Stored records
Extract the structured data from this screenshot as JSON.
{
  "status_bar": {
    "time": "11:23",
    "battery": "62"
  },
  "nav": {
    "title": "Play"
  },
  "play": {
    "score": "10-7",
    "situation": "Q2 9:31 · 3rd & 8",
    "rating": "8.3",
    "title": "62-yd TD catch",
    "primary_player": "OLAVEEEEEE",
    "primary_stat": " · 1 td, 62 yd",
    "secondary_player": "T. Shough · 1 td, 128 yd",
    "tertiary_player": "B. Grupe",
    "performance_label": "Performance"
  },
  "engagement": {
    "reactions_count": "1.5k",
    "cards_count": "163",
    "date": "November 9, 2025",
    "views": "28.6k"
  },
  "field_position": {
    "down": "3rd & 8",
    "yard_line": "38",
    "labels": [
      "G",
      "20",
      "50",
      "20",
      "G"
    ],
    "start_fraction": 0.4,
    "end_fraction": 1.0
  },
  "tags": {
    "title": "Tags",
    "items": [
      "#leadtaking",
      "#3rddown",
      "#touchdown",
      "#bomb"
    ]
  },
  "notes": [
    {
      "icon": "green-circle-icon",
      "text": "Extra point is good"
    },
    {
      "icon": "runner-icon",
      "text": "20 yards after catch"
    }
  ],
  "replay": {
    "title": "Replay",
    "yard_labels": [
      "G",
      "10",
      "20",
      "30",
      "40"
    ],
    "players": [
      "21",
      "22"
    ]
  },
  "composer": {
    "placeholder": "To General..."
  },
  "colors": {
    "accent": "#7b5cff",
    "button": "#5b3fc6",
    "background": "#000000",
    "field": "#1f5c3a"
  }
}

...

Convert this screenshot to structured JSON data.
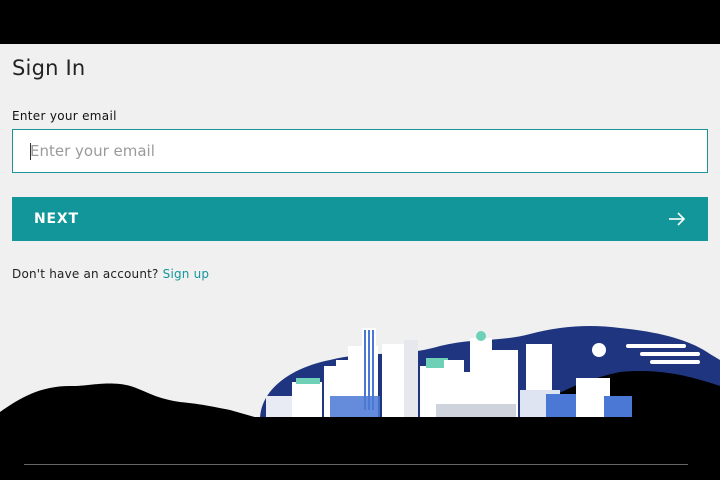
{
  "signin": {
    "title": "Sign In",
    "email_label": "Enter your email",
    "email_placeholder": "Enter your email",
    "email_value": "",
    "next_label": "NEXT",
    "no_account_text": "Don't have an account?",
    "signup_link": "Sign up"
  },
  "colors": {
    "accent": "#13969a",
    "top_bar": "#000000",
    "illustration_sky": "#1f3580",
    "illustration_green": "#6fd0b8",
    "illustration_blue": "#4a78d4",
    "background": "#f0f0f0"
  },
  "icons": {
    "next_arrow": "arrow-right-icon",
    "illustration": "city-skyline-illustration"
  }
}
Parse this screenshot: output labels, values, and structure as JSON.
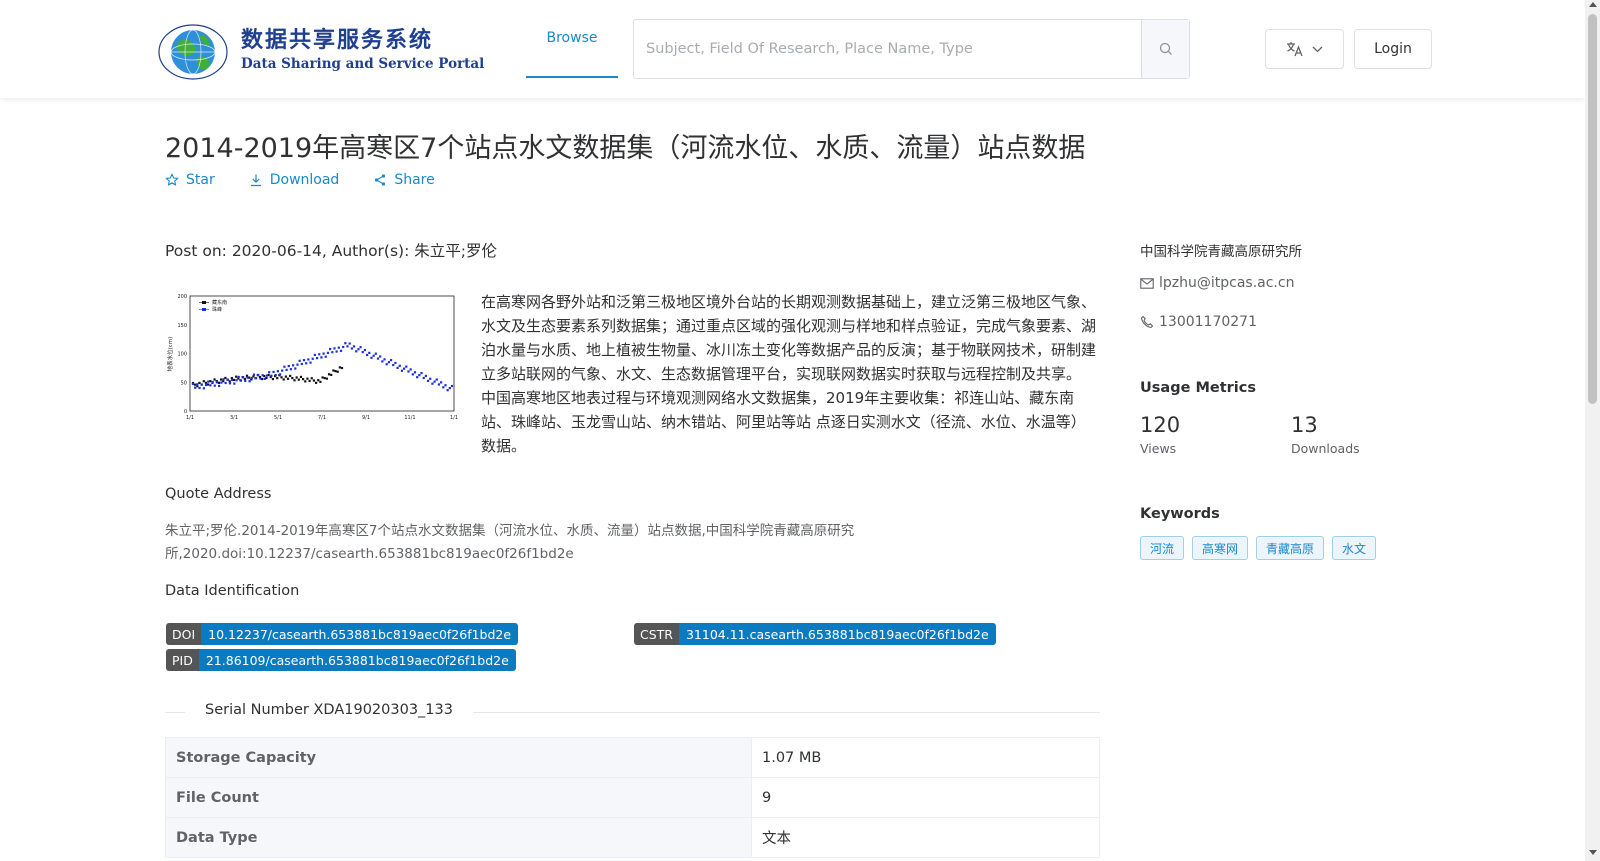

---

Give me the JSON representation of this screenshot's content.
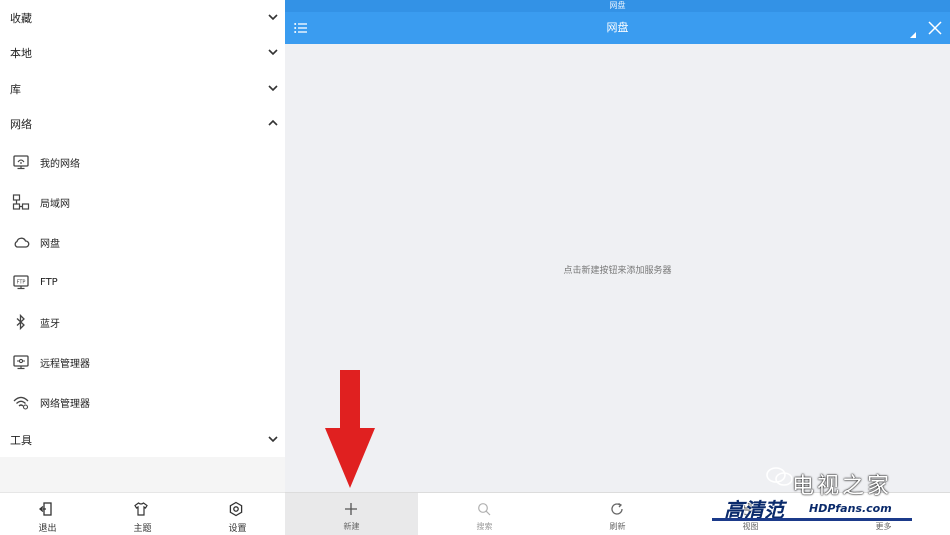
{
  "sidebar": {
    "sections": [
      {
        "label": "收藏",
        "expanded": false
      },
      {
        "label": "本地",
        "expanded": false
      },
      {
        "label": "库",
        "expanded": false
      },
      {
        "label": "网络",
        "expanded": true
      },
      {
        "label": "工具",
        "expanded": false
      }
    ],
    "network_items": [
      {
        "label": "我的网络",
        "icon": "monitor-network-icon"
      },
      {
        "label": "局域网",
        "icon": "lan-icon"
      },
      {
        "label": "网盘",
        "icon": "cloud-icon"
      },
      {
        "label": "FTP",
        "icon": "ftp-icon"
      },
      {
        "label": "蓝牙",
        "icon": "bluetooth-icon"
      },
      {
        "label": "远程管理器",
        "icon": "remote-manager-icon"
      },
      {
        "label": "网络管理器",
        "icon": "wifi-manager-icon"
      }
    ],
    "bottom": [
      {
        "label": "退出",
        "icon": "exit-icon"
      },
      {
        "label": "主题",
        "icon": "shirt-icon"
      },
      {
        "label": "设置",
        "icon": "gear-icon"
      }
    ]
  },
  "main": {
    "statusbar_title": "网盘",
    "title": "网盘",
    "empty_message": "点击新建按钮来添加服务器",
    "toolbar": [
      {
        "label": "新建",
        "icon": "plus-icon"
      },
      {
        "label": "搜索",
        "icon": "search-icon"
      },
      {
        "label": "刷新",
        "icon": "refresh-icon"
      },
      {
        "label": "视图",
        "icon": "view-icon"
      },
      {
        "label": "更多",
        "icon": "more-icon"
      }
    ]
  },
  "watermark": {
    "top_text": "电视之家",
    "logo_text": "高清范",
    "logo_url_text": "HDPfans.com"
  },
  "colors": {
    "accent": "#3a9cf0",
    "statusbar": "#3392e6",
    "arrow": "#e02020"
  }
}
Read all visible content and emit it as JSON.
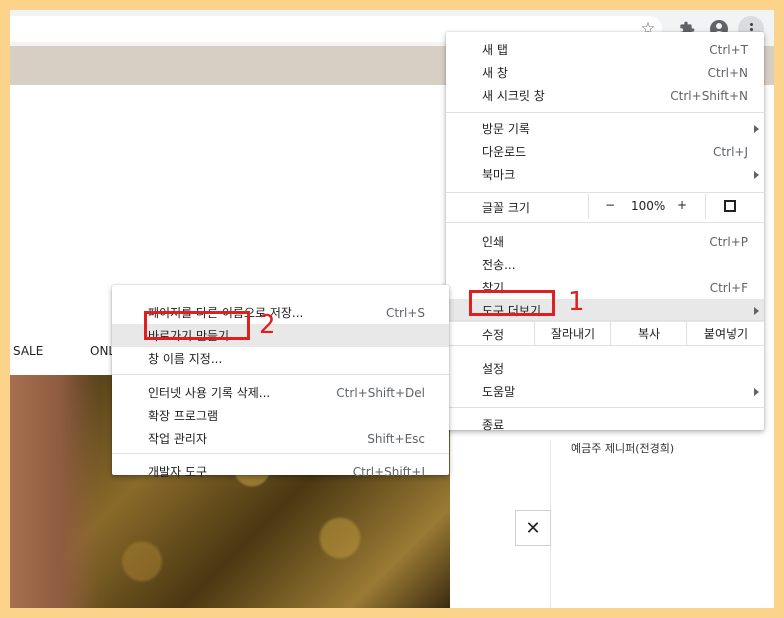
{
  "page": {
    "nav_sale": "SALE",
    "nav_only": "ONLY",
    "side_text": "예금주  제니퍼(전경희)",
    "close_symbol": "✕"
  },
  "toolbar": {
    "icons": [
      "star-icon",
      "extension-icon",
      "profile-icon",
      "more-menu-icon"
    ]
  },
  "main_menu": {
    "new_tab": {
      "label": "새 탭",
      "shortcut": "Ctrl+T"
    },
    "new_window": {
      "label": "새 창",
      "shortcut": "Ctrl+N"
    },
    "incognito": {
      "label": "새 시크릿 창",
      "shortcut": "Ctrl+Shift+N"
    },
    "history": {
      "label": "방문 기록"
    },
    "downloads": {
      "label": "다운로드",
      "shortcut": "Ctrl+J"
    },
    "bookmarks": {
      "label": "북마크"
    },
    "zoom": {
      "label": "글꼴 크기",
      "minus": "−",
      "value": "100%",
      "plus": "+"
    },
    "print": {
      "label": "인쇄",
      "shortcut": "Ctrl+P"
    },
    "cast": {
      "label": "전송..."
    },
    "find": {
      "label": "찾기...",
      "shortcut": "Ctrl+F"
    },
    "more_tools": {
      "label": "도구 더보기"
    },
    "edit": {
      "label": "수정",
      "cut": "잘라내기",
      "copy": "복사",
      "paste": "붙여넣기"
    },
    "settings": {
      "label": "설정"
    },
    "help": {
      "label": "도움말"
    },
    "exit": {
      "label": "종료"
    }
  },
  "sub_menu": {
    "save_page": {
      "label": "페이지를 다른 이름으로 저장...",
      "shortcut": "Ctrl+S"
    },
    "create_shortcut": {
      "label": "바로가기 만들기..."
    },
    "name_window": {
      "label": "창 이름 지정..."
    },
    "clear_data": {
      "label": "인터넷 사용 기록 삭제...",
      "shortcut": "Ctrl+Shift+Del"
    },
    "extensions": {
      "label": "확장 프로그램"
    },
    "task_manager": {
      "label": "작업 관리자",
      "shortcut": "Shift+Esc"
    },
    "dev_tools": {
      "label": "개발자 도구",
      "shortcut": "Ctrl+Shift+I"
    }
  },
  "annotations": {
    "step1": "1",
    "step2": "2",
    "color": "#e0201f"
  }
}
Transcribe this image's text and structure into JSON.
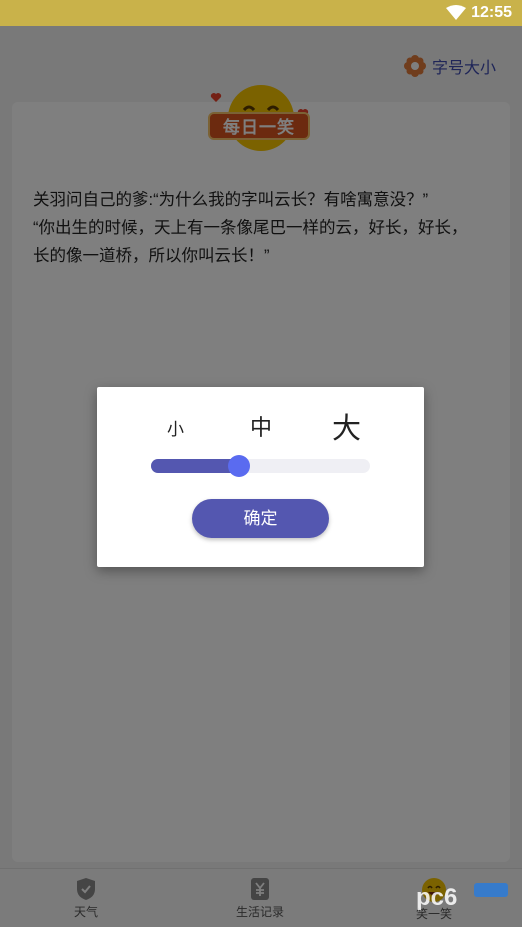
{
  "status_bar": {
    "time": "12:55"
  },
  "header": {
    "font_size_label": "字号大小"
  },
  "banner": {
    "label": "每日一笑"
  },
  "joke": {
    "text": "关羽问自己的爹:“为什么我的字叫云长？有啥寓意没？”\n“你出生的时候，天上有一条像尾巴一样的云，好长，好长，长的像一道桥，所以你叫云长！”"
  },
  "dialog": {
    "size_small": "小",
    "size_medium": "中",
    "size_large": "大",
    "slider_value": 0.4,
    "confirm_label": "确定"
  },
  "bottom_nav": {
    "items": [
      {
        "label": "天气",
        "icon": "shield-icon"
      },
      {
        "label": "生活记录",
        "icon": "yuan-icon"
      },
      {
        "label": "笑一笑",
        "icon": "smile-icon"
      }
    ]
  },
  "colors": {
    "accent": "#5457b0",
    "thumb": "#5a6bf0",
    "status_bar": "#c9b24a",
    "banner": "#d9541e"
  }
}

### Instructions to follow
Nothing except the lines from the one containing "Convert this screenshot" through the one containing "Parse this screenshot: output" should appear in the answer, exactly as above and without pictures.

### Solution for this problem
Convert this screenshot to structured JSON data.
{
  "signin": {
    "title": "Sign In",
    "email_label": "Enter your email",
    "email_placeholder": "Enter your email",
    "email_value": "",
    "next_label": "NEXT",
    "no_account_text": "Don't have an account?",
    "signup_link": "Sign up"
  },
  "colors": {
    "accent": "#13969a",
    "top_bar": "#000000",
    "illustration_sky": "#1f3580",
    "illustration_green": "#6fd0b8",
    "illustration_blue": "#4a78d4",
    "background": "#f0f0f0"
  },
  "icons": {
    "next_arrow": "arrow-right-icon",
    "illustration": "city-skyline-illustration"
  }
}
Parse this screenshot: output labels, values, and structure as JSON.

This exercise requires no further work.